**TASK INSTRUCTIONS:**
Each line of the entries below that includes "title" belongs in your answer.

**GIVEN DATA:**
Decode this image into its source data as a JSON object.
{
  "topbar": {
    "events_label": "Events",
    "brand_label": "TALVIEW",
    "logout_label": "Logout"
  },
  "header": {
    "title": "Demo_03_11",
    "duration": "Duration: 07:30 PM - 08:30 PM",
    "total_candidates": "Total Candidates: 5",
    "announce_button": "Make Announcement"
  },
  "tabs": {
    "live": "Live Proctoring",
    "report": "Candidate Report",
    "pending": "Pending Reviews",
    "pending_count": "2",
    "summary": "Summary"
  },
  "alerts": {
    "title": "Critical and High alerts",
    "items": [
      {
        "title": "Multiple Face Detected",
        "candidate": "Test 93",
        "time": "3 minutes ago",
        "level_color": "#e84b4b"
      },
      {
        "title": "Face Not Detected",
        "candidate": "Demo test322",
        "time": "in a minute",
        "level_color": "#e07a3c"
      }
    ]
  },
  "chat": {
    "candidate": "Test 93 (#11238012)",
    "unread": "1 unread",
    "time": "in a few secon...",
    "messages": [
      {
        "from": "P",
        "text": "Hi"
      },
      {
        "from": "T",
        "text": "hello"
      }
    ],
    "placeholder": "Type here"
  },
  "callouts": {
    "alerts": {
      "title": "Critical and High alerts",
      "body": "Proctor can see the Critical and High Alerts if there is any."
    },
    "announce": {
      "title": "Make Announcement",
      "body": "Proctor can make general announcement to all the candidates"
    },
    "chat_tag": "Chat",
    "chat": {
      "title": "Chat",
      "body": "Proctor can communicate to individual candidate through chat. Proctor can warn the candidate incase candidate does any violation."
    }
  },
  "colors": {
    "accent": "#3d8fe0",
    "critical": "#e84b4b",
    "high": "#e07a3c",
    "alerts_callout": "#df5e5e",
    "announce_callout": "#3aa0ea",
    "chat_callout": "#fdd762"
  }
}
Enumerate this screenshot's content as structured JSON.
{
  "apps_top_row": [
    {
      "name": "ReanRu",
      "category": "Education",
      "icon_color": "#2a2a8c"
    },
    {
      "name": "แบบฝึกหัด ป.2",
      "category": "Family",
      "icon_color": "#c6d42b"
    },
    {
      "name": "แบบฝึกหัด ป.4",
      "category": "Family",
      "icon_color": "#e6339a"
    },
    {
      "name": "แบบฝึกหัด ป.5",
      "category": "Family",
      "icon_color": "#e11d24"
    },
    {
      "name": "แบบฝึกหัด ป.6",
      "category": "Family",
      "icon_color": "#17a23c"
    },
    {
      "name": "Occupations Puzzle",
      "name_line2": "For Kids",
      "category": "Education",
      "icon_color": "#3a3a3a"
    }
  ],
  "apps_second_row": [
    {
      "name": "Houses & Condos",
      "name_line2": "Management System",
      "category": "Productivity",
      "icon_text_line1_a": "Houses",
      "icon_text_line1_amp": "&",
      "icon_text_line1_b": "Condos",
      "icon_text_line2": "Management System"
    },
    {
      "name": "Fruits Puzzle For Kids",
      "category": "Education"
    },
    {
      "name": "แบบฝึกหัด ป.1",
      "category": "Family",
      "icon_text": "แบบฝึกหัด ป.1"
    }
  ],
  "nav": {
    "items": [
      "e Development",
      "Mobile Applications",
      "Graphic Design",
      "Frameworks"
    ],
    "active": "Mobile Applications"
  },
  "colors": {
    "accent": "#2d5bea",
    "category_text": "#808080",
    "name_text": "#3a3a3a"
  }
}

**WRITTEN RESPONSE:**
    "title": "Demo_03_11",
    "title": "Critical and High alerts",
        "title": "Multiple Face Detected",
        "title": "Face Not Detected",
      "title": "Critical and High alerts",
      "title": "Make Announcement",
      "title": "Chat",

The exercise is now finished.